That's why I was so thrilled last year to attend the opening night performance of “Amazing Grace”—a musical play about John Newton’s life—at Chicago’s Bank of America Theater. And I’m even more thrilled that “Amazing Grace” is now on Broadway. It should be—it’s one of the most incredible plays I have ever seen. It is a first-rate example of why Christians MUST become more active in the arts.
The musical tells the story of how young John Newton, a brutal slave ship captain, underwent a spiritual transformation when his ship nearly sank during a storm off the coast of Ireland in 1748. As the ship filled with water, Newton cried out to God to save him. After he’d returned to England, Newton eventually joined William Wilberforce in the long effort to abolish the British slave trade.
As a writer myself, I’m especially impressed with how the creators of Amazing Grace have created a story that’s historically accurate, but which also flows the way a theatrical musical production must flow. The young actor who plays John Newton, Josh Young, is a staggering voice and talent—in fact, he’s probably got the strongest voices I’ve heard on a stage.
Let me also say that the ending of the first act is one of the most incredible things I have ever seen in the theater. I won't spoil it for you, but it involves Newton's rescue from the storm that causes him to turn to God. The moment is visually magnificent, one of those things you’ll never forget and will tell everyone about once you’ve seen it. It's stagecraft at its finest.

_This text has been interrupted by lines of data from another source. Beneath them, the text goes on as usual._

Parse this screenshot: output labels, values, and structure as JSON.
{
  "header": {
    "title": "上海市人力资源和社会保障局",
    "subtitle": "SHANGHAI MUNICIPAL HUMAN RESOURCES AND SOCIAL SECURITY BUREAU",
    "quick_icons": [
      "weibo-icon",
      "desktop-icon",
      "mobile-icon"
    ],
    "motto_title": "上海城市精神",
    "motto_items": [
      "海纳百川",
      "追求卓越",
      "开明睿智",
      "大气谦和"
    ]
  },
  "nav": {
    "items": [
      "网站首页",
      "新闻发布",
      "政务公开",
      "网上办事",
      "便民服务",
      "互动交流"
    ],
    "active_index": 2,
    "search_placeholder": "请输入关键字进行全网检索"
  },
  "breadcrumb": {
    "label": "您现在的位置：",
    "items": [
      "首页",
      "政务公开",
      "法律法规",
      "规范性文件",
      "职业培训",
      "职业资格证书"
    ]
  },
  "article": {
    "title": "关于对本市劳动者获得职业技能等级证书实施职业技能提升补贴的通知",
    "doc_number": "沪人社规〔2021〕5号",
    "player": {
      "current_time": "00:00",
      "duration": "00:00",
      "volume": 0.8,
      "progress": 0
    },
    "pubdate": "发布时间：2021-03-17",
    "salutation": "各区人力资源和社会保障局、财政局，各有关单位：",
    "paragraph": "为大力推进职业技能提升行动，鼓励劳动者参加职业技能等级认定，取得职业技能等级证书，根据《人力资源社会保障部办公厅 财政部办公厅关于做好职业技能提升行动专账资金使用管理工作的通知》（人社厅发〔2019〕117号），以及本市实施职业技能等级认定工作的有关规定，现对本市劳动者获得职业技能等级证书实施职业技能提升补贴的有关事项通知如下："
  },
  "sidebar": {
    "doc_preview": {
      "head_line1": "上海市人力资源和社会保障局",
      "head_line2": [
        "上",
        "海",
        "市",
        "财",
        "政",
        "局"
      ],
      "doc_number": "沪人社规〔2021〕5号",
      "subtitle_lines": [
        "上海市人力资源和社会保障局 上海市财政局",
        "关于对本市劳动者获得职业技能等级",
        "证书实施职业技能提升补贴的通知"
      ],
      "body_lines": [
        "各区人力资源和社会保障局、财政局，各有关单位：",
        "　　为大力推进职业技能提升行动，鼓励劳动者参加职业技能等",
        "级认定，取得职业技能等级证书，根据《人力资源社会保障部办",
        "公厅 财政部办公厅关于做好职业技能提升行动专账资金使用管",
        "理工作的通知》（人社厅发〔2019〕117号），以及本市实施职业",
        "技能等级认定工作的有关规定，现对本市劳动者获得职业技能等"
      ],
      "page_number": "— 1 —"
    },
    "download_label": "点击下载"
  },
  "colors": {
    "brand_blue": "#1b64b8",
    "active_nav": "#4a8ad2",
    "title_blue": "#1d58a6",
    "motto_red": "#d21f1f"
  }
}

The musical also does a great job describing the love story between John Newton and his childhood sweetheart, Mary Catlett, who longs for Newton's conversion. But Amazing Grace doesn't sugarcoat the horrors of the slave trade, nor the role that Africans themselves had in selling their own people to white slave traders.
The play brings in God, but in such a way that playgoers will feel attracted to Him—so it's absolutely not a play only believers will be interested in seeing. Christians will love it, yes, but it's also the perfect play to bring a nonbeliever to. And that is incredibly rare.
At the end of the show, the entire cast and audience sing “Amazing Grace” together. And that is an experience I’ll never forget.
Chuck Colson often said that Christians must be engaged in the arts, because our gifts witness to the truth of God's love and salvation to people who would never think of setting foot in a church. In effect, their defenses are down, and their hearts more likely to be open to the truth.
Now, plays like "Amazing Grace" come along only about once in a decade at best. So take a trip to New York City, please. You need to go see it. And take your church youth group. Take your friends, and then talk about the play's meaning over a late dinner. Be ready to answer their questions about the hour YOU first believed, and the meaning behind those immortal words: “I once was lost, but now am found, was blind, but now I see.”
Come to BreakPoint.org and click on this commentary. I’ll link you to Amazing Grace’s website. Oh, and I should let you know that I interviewed the play’s creators on the Eric Metaxas Show. I’ll link you to that as well.
Editor’s note: A version of this commentary first aired October 29, 2014.
BreakPoint is a Christian worldview ministry that seeks to build and resource a movement of Christians committed to living and defending Christian worldview in all areas of life. Begun by Chuck Colson in 1991 as a daily radio broadcast, BreakPoint provides a Christian perspective on today’s news and trends via radio, interactive media, and print. Today BreakPoint commentaries, co-hosted by Eric Metaxas and John Stonestreet, air daily on more than 1,200 outlets with an estimated weekly listening audience of eight million people. Feel free to contact us at BreakPoint.org where you can read and search answers to common questions.
Eric Metaxas is a co-host of BreakPoint Radio and a best-selling author whose biographies, children's books, and popular apologetics have been translated into more than a dozen languages.
Publication date: September 1, 2015